The anticipation of a movie which is a cultural phenomenon, one which has inspired a whole generation, one that has become synonymous with sci-fi and the vision of the future, leaves you with an unfair amount of expectations – You scour through each scene looking for classic references, hidden easter-eggs or symbolisms. Boy we were not disappointed !
Its been 7 long years since Star Wars: The Clone Wars came out and since then the fans had been clamouring for the next edition. When we started hearing that J J Abrams would be taking on the helm, the excitement had multiplied manifold. After his very well received reboot of Star Trek in 2009, he probably became a natural choice for giving the Abramsian treatment to one of the most popular franchises ever made. Abrams has been the Isaac Asimov of the Film and TV age with some of the most gripping works like Lost and Fringe under his belt. Although he might not have had much liberty with the plot for The Force Awakens, he always knew he would have to bring a lot more to the table than just doing justice to the original story.

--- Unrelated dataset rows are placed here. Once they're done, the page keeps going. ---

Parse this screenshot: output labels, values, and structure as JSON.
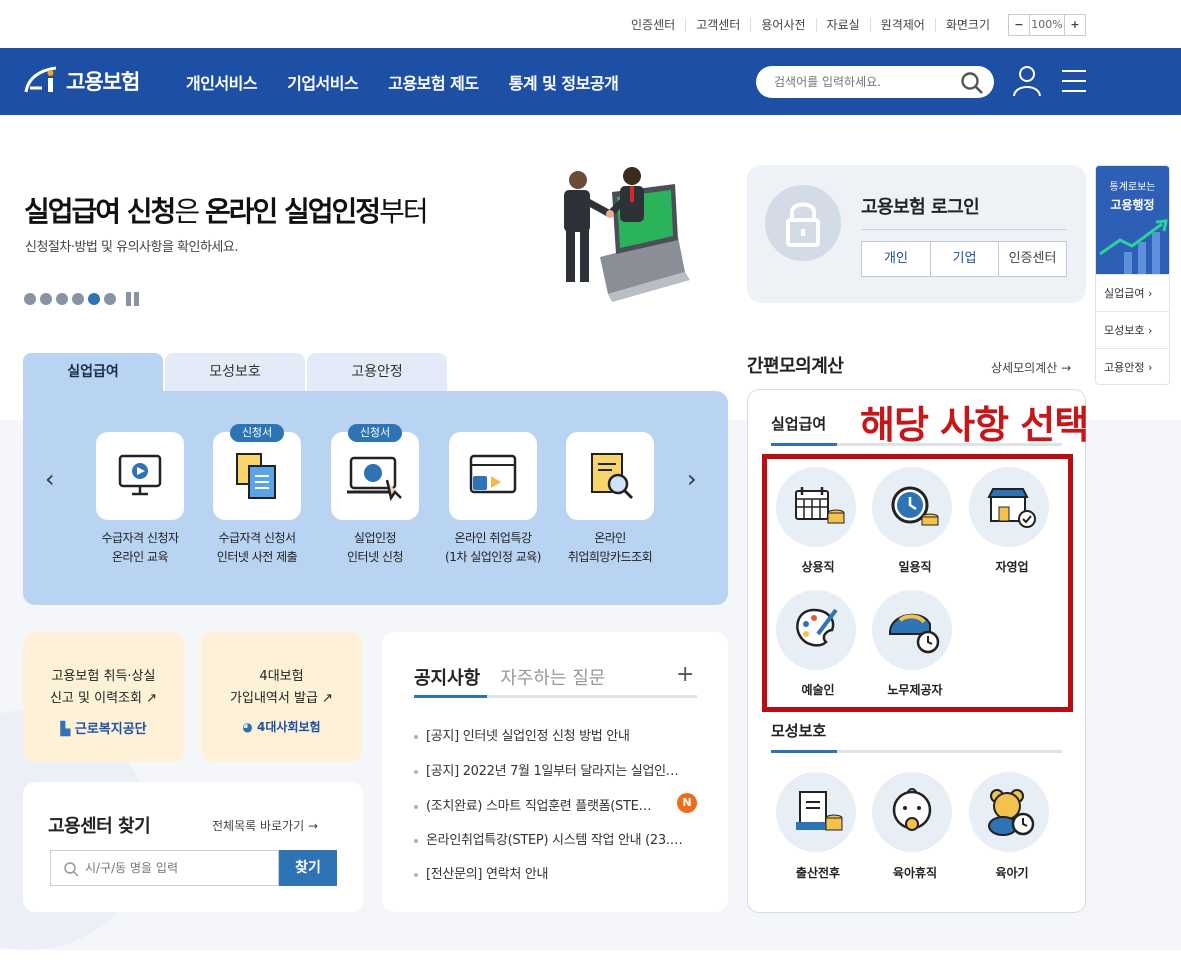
{
  "util": {
    "links": [
      "인증센터",
      "고객센터",
      "용어사전",
      "자료실",
      "원격제어",
      "화면크기"
    ],
    "zoom_minus": "−",
    "zoom_value": "100%",
    "zoom_plus": "+"
  },
  "header": {
    "logo": "고용보험",
    "menu": [
      "개인서비스",
      "기업서비스",
      "고용보험 제도",
      "통계 및 정보공개"
    ],
    "search_placeholder": "검색어를 입력하세요."
  },
  "hero": {
    "title_a": "실업급여 신청",
    "title_b": "은 ",
    "title_c": "온라인 실업인정",
    "title_d": "부터",
    "subtitle": "신청절차·방법 및 유의사항을 확인하세요."
  },
  "login": {
    "title": "고용보험 로그인",
    "buttons": [
      "개인",
      "기업",
      "인증센터"
    ]
  },
  "side": {
    "top_line1": "통계로보는",
    "top_line2": "고용행정",
    "items": [
      "실업급여",
      "모성보호",
      "고용안정"
    ]
  },
  "tabs": [
    "실업급여",
    "모성보호",
    "고용안정"
  ],
  "services": [
    {
      "line1": "수급자격 신청자",
      "line2": "온라인 교육",
      "badge": ""
    },
    {
      "line1": "수급자격 신청서",
      "line2": "인터넷 사전 제출",
      "badge": "신청서"
    },
    {
      "line1": "실업인정",
      "line2": "인터넷 신청",
      "badge": "신청서"
    },
    {
      "line1": "온라인 취업특강",
      "line2": "(1차 실업인정 교육)",
      "badge": ""
    },
    {
      "line1": "온라인",
      "line2": "취업희망카드조회",
      "badge": ""
    }
  ],
  "cards": {
    "c1_line1": "고용보험 취득·상실",
    "c1_line2": "신고 및 이력조회",
    "c1_org": "근로복지공단",
    "c2_line1": "4대보험",
    "c2_line2": "가입내역서 발급",
    "c2_org": "4대사회보험"
  },
  "notice": {
    "tab_active": "공지사항",
    "tab_other": "자주하는 질문",
    "plus": "+",
    "badge": "N",
    "items": [
      "[공지] 인터넷 실업인정 신청 방법 안내",
      "[공지] 2022년 7월 1일부터 달라지는 실업인…",
      "(조치완료) 스마트 직업훈련 플랫폼(STE…",
      "온라인취업특강(STEP) 시스템 작업 안내 (23.…",
      "[전산문의] 연락처 안내"
    ]
  },
  "center": {
    "title": "고용센터 찾기",
    "more": "전체목록 바로가기",
    "placeholder": "시/구/동 명을 입력",
    "button": "찾기"
  },
  "calc": {
    "title": "간편모의계산",
    "more": "상세모의계산",
    "annotation": "해당 사항 선택",
    "section1": "실업급여",
    "items1": [
      "상용직",
      "일용직",
      "자영업",
      "예술인",
      "노무제공자"
    ],
    "section2": "모성보호",
    "items2": [
      "출산전후",
      "육아휴직",
      "육아기"
    ]
  },
  "colors": {
    "brand": "#1d4fa4",
    "accent": "#2e74b5",
    "annotation": "#c81517"
  }
}
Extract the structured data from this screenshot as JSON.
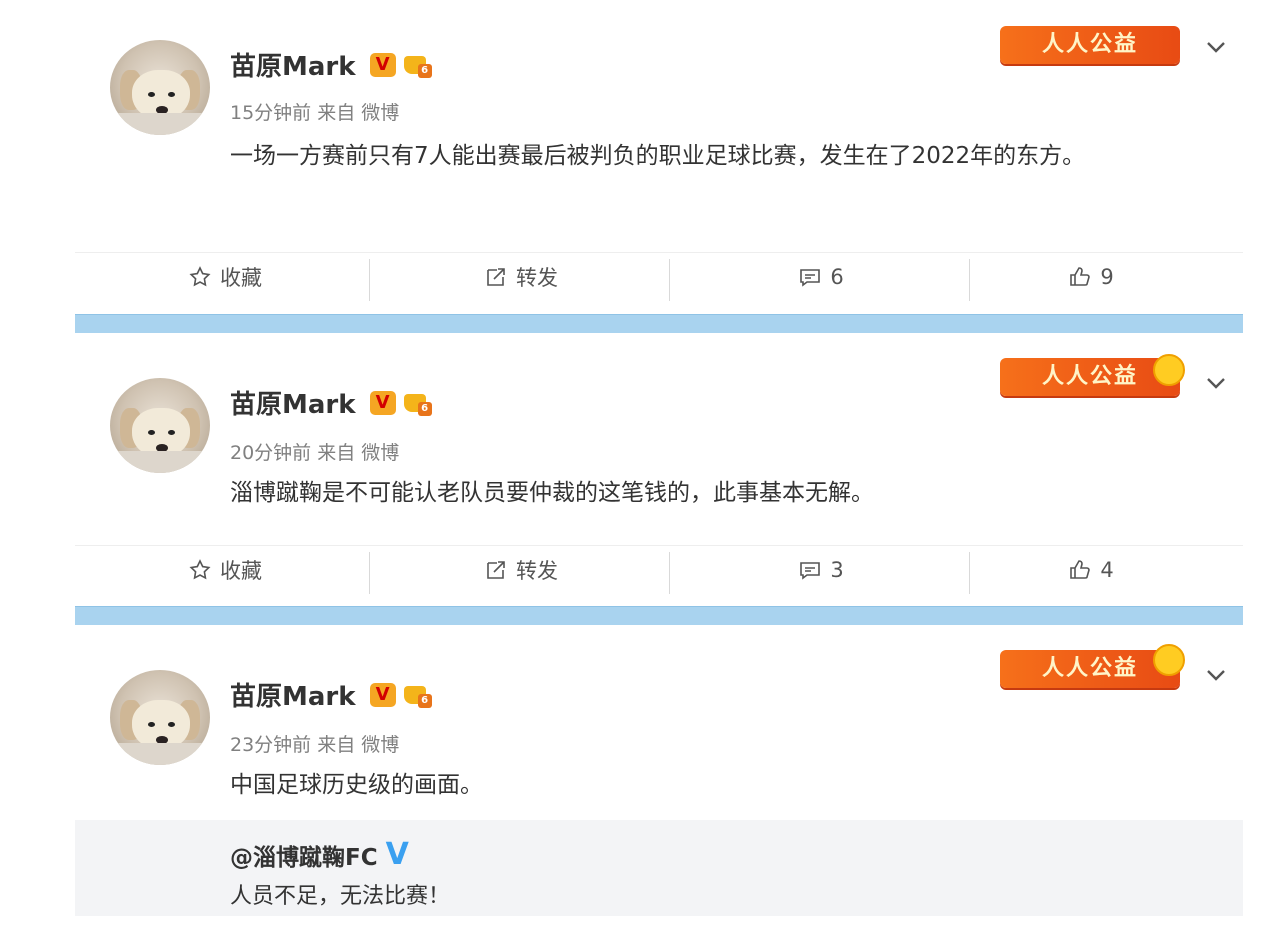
{
  "posts": [
    {
      "author": "苗原Mark",
      "v_badge": "V",
      "level": "6",
      "meta": "15分钟前 来自 微博",
      "text": "一场一方赛前只有7人能出赛最后被判负的职业足球比赛，发生在了2022年的东方。",
      "tag": "人人公益",
      "actions": {
        "favorite": "收藏",
        "repost": "转发",
        "comments": "6",
        "likes": "9"
      }
    },
    {
      "author": "苗原Mark",
      "v_badge": "V",
      "level": "6",
      "meta": "20分钟前 来自 微博",
      "text": "淄博蹴鞠是不可能认老队员要仲裁的这笔钱的，此事基本无解。",
      "tag": "人人公益",
      "actions": {
        "favorite": "收藏",
        "repost": "转发",
        "comments": "3",
        "likes": "4"
      }
    },
    {
      "author": "苗原Mark",
      "v_badge": "V",
      "level": "6",
      "meta": "23分钟前 来自 微博",
      "text": "中国足球历史级的画面。",
      "tag": "人人公益",
      "quoted": {
        "author": "@淄博蹴鞠FC",
        "v_badge": "V",
        "text": "人员不足，无法比赛！"
      }
    }
  ],
  "colors": {
    "separator_bar": "#a9d3ef",
    "tag_orange": "#f6701a",
    "verified_blue": "#3aa0f0"
  },
  "icons": [
    "star-icon",
    "share-icon",
    "comment-icon",
    "thumbs-up-icon",
    "chevron-down-icon"
  ]
}
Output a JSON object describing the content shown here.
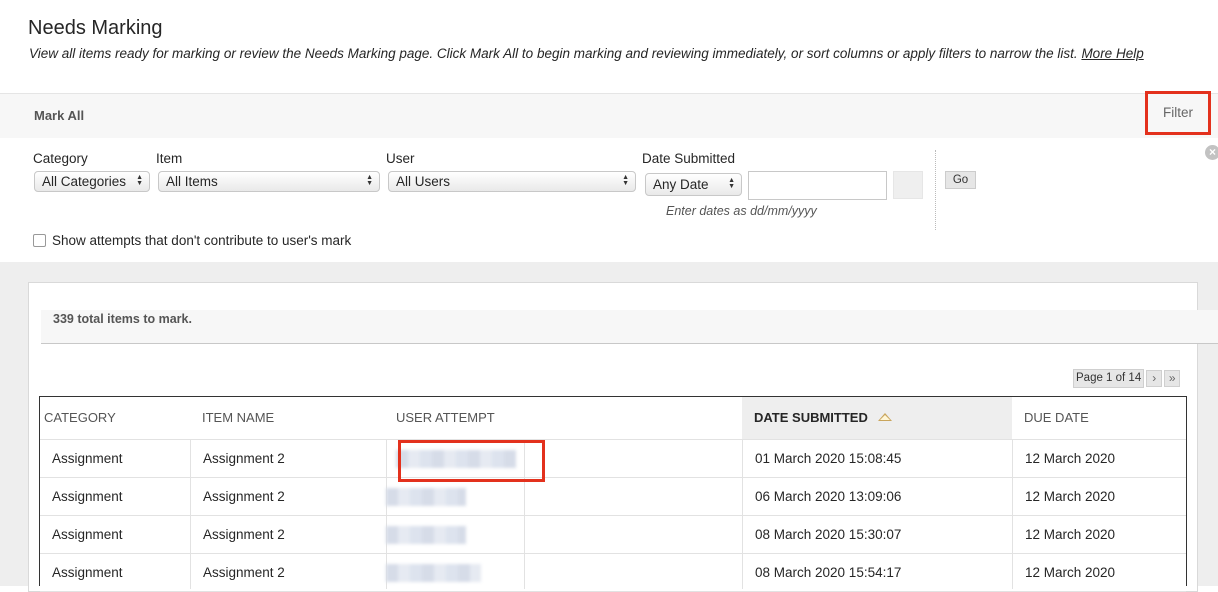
{
  "header": {
    "title": "Needs Marking",
    "description": "View all items ready for marking or review the Needs Marking page. Click Mark All to begin marking and reviewing immediately, or sort columns or apply filters to narrow the list.",
    "help_link": "More Help"
  },
  "action_bar": {
    "mark_all": "Mark All",
    "filter": "Filter"
  },
  "filters": {
    "category_label": "Category",
    "category_value": "All Categories",
    "item_label": "Item",
    "item_value": "All Items",
    "user_label": "User",
    "user_value": "All Users",
    "date_label": "Date Submitted",
    "date_value": "Any Date",
    "date_hint": "Enter dates as dd/mm/yyyy",
    "go": "Go",
    "show_attempts_label": "Show attempts that don't contribute to user's mark"
  },
  "summary": {
    "total_text": "339 total items to mark."
  },
  "pager": {
    "text": "Page 1 of 14",
    "next": "›",
    "last": "»"
  },
  "table": {
    "columns": [
      "CATEGORY",
      "ITEM NAME",
      "USER ATTEMPT",
      "DATE SUBMITTED",
      "DUE DATE"
    ],
    "rows": [
      {
        "category": "Assignment",
        "item": "Assignment 2",
        "submitted": "01 March 2020 15:08:45",
        "due": "12 March 2020"
      },
      {
        "category": "Assignment",
        "item": "Assignment 2",
        "submitted": "06 March 2020 13:09:06",
        "due": "12 March 2020"
      },
      {
        "category": "Assignment",
        "item": "Assignment 2",
        "submitted": "08 March 2020 15:30:07",
        "due": "12 March 2020"
      },
      {
        "category": "Assignment",
        "item": "Assignment 2",
        "submitted": "08 March 2020 15:54:17",
        "due": "12 March 2020"
      }
    ]
  },
  "colors": {
    "highlight": "#e3311d",
    "sort_arrow": "#c9a55c"
  }
}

As the screen lights up with ‘Star Wars’ and the trademark fading-into-deep-space text starts rolling up, your skin starts to tingle with nostalgia. Without spoiling it for you a tad too much, the story begins with The First Order hunting Luke Skywalker in order to eliminate the last Jedi who stands in their way and complete Galactic dominance. Poe Dameron, a member of the Resistance, acquires a piece of map on the planet Jakku which might possibly lead them to Skywalker and end the war forever. Fearing capture by the Order and the stormtroopers, he entrusts the map to his robot BB-8 – a rolly-polly, cutesy version of our beloved R2D2. BB-8, while running from the stormtroopers, stumbles upon a scrap collector Rey who turns out to be the quintessential victim of the Empire and has lost her family during childhood. She struggles for basic resources like food and water by collecting useable scrap from decaying battle-remnants and selling them to a pawn-broker in exchange for food. Rey’s story resonates so much with Anakin Skywalker that there is this unfounded feeling – is she a Jedi ? Will she eventually go to the dark side as well ?
If you are one of those fan-boys who would watch it just for the classic references, the nostalgia is strong in this one. It would be the crime of the century to deprive you of the nerdgasm you get when the characters make the entry. The presence of these characters is overpowering but Abrams has made it abundantly clear that this story is not about them. Its about Rey and her self-discovery. Although there is an undercurrent that Luke may appear any moment now, we are also interested in delving deep into Rey’s origins and her possible link with Skywalker. In one of the scenes, a deep anger fleets across her face while she duels with Kylo Ren giving a slight glimpse of the (inherent ?) darkness in her.
The Force Awakens delivers everything that it promised to. The desert fight scene between the Tie-fighters and an old dusty Millenium Falcon has been executed with finesse. Even though the Lucasfilm team has given mind-blowing effects that have always been far ahead of its time, there was always a concept-art like feeling to them. This edition takes it a little further with more realistic and accurate graphics detailing – like in a scene where Kylo Ren stops a green ray from a blaster gun in mid-air. Things happen around it while it stays there quivering and flickering. The new Lightsaber design wielded by Ren seems like an anachronistic amalgamation of a medieval sword and a laser beam. The X-wings seem faster and the reflexes seem way snappier.
With every reboot or revisit, Abrams has made it a point to bring in more fans into the fandom by finding a balance such that the films would not seem too esoteric to someone who has never watched or followed the franchise. The Force Awakens is easily enjoyable even if you keep the references aside. You can easily catch the underlying symbolism as in the scene where the stormtrooper army gives a Nazi salute to The First Order commander clearly projecting their mal-intent to rule the galaxy. The characters have been precisely written so that you grow to love them in the short span of the narrative…short, in comparison to the fans who have been following and loving them since the late 70s.
The Force Awakens promises the beginning of a new era in terms of the character developments, strategic warfare against the dark side and the return of the quintessential hero. The Force has been truly awakened and its undying legacy has been re-ignited.
We have a good feeling about this !
gobblpoint: Besides the sheer nostalgia, watch it for the gripping battle scenes and the larger than life visuals which have defined the charm of Star Wars for decades.
Disclaimer: The photograph used in this blog is the sole property of the makers of this film and is not owned by us in any form whatsoever.